→ Directions
Find every line in the records that holds the string "ActionEvent". Copy each one.

··· Supplied entries ···

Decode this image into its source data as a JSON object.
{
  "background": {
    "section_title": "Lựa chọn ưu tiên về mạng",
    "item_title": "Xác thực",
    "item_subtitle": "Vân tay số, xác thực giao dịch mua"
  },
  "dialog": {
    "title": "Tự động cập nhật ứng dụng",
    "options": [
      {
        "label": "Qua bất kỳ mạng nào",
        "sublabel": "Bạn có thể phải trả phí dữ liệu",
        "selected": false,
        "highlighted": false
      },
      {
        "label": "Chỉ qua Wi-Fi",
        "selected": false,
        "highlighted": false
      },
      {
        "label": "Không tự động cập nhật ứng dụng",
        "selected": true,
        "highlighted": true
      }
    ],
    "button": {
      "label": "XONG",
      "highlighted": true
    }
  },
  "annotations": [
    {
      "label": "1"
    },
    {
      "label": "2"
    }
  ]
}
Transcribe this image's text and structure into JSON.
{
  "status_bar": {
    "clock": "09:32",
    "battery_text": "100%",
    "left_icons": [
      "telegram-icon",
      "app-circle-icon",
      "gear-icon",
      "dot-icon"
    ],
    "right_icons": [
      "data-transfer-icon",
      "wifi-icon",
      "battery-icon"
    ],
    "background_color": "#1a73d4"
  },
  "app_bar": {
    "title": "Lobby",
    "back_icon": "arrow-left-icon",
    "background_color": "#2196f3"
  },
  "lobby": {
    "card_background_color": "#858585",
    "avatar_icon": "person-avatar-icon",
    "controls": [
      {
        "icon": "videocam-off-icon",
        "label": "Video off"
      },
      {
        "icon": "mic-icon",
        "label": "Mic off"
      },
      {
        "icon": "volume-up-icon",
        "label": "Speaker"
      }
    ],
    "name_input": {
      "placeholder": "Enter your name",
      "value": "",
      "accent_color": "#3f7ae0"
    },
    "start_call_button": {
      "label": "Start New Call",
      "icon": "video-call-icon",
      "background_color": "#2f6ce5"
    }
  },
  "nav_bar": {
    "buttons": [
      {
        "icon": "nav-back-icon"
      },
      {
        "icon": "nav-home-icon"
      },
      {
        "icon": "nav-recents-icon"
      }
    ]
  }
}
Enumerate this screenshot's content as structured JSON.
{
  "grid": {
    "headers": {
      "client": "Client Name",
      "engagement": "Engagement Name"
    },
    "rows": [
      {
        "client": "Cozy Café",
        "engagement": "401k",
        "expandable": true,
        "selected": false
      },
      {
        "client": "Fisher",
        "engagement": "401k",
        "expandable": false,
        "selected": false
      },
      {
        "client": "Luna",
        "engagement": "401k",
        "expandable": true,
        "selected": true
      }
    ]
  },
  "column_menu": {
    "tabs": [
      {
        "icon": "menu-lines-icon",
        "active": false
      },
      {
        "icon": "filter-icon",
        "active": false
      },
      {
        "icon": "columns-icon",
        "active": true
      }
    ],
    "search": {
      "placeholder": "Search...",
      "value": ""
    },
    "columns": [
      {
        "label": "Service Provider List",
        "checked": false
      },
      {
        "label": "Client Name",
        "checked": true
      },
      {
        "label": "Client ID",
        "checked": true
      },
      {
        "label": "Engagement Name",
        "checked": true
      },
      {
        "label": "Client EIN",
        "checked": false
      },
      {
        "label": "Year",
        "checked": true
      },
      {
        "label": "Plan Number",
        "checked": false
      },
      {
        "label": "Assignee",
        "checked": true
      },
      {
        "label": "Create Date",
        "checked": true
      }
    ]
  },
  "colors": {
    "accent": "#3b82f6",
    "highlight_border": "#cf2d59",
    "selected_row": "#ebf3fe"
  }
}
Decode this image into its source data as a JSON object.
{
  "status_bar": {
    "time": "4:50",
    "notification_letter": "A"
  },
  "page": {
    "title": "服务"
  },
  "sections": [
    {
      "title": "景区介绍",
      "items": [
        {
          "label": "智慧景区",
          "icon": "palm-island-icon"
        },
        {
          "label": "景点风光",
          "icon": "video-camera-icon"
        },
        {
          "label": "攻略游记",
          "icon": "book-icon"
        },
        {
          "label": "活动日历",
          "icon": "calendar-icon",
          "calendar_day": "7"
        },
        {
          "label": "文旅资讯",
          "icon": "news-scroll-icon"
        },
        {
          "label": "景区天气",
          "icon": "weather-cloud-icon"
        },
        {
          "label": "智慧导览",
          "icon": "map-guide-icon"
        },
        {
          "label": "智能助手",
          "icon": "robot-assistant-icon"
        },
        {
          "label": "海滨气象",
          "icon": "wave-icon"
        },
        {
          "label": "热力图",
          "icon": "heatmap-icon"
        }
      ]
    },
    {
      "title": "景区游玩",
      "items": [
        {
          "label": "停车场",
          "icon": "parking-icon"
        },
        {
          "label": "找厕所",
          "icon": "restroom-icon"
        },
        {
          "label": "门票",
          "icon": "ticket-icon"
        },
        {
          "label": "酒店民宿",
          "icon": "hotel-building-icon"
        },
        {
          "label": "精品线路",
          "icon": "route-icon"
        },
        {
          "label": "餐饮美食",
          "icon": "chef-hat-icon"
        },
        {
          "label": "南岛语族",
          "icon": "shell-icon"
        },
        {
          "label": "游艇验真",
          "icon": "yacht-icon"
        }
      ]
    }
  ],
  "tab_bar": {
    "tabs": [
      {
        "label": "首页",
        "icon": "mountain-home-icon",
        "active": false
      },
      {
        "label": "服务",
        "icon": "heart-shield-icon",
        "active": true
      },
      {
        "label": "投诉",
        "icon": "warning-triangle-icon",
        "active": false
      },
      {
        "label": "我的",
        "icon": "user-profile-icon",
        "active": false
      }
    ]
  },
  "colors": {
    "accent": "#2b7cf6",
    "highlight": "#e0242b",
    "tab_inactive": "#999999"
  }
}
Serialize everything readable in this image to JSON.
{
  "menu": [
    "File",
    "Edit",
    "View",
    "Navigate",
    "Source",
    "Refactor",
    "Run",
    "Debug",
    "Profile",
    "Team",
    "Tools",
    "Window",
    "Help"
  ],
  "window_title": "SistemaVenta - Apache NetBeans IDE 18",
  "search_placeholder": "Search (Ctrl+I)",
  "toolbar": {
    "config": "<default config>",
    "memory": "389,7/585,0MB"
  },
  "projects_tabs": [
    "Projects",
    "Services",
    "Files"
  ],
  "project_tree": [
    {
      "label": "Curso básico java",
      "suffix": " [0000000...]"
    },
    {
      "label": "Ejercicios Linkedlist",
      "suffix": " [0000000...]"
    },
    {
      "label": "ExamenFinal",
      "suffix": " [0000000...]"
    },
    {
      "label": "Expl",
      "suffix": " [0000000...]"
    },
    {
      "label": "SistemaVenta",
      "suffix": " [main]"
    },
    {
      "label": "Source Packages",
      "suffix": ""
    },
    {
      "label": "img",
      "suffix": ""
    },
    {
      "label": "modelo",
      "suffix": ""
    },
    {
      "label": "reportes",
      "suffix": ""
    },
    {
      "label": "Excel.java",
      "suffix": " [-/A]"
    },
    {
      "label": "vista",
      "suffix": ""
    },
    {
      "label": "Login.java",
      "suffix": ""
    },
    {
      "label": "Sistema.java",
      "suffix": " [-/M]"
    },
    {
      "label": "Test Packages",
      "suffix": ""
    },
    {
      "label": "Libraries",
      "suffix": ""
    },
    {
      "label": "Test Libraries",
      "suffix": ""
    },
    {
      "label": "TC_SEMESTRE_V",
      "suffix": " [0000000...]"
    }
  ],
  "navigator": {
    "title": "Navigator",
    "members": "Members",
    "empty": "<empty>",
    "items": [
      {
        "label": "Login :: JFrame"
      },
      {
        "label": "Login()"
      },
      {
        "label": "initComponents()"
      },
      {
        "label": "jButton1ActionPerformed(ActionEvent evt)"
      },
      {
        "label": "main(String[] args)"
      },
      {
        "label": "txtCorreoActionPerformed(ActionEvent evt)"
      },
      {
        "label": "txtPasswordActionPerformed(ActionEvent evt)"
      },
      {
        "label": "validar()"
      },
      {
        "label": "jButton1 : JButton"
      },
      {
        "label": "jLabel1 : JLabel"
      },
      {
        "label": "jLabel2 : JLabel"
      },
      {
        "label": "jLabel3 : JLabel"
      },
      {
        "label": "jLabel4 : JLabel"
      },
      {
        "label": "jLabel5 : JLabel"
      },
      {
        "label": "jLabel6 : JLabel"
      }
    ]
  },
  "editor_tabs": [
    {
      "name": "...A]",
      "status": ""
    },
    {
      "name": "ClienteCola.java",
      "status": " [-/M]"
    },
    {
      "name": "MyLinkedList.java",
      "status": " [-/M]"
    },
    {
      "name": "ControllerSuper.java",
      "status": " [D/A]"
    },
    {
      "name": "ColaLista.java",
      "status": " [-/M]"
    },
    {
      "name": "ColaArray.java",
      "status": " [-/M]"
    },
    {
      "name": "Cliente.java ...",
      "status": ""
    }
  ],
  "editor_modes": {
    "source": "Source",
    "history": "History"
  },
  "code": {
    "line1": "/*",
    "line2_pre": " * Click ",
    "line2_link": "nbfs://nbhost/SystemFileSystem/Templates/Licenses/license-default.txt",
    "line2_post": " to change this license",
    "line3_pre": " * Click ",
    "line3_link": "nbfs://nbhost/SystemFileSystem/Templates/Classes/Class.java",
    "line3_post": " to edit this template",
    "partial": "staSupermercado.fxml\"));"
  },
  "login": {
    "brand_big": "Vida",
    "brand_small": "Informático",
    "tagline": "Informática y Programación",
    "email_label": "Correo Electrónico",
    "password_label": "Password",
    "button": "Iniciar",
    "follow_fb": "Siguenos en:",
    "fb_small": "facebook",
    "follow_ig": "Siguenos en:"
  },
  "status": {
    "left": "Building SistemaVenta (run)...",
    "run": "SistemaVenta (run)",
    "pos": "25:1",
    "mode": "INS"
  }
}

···

→ Answer to this exercise
        "label": "jButton1ActionPerformed(ActionEvent evt)"
        "label": "txtCorreoActionPerformed(ActionEvent evt)"
        "label": "txtPasswordActionPerformed(ActionEvent evt)"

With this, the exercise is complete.